(Entries from a dataset of interfaces)
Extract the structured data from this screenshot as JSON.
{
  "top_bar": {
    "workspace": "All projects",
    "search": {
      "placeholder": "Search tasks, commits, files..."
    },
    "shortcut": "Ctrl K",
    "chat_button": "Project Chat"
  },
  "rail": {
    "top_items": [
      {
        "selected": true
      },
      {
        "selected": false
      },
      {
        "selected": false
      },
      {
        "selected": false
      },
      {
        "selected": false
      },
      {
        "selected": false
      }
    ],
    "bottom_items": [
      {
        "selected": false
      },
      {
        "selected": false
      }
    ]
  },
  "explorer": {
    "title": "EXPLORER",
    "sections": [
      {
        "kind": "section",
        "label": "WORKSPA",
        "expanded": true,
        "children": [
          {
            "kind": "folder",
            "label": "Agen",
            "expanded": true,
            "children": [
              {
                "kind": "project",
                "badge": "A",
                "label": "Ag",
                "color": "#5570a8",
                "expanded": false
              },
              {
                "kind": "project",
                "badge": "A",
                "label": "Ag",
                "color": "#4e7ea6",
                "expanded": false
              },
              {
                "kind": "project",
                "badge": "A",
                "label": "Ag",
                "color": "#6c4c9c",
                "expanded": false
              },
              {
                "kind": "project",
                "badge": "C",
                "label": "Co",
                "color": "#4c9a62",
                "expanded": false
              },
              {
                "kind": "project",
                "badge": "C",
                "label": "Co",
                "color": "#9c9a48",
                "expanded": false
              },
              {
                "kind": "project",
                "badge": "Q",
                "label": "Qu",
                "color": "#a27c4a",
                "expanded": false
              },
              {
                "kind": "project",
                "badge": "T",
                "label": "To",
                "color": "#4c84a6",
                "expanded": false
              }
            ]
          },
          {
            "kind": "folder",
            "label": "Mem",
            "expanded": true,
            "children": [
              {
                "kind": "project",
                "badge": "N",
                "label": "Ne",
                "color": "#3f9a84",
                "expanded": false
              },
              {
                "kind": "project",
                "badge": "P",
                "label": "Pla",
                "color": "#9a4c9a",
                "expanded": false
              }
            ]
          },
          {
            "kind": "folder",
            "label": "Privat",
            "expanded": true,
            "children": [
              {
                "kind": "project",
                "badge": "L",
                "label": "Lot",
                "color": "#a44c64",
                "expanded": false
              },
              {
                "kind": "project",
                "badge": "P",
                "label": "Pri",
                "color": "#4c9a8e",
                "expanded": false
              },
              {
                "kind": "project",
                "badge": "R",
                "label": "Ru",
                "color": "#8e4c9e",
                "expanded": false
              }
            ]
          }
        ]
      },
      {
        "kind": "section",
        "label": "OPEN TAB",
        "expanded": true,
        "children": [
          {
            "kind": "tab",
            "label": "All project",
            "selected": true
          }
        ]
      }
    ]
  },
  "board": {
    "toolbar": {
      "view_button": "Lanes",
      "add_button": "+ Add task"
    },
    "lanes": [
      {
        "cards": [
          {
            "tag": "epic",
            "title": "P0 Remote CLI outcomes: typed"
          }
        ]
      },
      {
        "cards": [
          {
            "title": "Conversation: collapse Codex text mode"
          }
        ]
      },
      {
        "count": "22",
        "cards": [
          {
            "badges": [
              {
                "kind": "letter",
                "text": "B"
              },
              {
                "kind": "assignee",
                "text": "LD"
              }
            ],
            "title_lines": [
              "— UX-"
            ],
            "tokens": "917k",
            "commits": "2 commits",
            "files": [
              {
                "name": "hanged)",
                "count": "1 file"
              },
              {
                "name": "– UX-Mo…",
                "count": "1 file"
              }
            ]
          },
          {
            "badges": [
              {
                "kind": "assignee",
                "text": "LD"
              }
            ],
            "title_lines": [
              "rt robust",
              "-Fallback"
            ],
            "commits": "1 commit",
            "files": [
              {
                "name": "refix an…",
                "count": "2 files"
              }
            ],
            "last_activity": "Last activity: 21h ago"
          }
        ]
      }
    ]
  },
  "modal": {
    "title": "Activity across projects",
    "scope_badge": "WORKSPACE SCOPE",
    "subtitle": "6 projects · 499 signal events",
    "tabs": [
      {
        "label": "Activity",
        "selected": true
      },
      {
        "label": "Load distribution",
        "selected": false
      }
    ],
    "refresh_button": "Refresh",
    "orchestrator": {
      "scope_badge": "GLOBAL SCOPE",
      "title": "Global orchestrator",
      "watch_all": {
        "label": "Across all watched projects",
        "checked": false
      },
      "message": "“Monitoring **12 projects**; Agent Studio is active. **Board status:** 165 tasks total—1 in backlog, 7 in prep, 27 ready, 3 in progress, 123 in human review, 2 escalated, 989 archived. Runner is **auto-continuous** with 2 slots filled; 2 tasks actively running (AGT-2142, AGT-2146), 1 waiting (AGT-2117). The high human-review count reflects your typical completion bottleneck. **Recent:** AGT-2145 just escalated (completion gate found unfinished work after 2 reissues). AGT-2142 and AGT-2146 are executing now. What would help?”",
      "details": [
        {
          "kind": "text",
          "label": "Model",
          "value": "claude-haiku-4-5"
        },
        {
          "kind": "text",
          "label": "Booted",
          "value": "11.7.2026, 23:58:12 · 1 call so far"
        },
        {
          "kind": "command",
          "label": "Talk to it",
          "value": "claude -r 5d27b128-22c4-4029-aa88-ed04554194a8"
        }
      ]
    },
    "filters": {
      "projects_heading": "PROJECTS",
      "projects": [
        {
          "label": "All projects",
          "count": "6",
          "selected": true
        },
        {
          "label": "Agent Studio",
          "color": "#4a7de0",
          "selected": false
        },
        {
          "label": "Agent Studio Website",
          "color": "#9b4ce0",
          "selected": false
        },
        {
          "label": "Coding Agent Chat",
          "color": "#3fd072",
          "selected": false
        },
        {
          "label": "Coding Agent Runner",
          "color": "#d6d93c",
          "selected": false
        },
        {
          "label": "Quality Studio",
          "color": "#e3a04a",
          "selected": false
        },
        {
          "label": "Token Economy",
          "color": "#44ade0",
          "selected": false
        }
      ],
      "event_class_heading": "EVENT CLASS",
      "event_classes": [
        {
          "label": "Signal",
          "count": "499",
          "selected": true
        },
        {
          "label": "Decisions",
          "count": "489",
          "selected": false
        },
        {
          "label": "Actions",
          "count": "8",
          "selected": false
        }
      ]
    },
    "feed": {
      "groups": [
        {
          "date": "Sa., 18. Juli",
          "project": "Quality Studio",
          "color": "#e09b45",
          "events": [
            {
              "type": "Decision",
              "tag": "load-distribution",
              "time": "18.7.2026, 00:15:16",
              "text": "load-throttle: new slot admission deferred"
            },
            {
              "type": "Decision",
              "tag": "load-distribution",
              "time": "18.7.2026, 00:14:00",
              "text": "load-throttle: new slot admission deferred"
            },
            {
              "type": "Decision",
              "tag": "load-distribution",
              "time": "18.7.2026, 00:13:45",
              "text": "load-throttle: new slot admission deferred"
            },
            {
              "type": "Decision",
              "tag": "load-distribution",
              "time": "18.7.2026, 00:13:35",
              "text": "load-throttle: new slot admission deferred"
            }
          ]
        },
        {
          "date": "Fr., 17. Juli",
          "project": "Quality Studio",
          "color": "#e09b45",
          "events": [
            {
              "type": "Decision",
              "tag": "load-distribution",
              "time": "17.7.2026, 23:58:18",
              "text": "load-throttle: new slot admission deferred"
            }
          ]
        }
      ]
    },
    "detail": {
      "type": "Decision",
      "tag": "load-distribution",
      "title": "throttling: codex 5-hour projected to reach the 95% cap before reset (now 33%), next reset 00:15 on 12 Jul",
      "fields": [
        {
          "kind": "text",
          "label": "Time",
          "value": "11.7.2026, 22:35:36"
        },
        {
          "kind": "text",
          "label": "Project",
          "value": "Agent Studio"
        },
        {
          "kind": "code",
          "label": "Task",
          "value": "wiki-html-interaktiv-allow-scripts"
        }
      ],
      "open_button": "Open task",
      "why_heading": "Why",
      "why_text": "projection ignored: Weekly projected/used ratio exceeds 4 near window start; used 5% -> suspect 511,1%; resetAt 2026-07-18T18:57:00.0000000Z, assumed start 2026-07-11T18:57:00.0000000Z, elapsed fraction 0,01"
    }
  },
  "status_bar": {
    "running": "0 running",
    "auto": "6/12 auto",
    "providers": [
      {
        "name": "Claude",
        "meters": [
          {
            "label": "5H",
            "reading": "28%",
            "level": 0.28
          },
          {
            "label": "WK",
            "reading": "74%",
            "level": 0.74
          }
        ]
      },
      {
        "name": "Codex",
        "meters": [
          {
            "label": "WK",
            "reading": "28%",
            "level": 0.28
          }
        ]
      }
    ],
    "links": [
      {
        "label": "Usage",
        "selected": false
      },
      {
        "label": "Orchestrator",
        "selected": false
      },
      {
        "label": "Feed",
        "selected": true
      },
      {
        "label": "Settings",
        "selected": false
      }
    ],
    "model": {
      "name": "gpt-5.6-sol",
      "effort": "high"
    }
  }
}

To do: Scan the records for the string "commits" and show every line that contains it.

Result of the task:
      "placeholder": "Search tasks, commits, files..."
            "commits": "2 commits",
            "commits": "1 commit",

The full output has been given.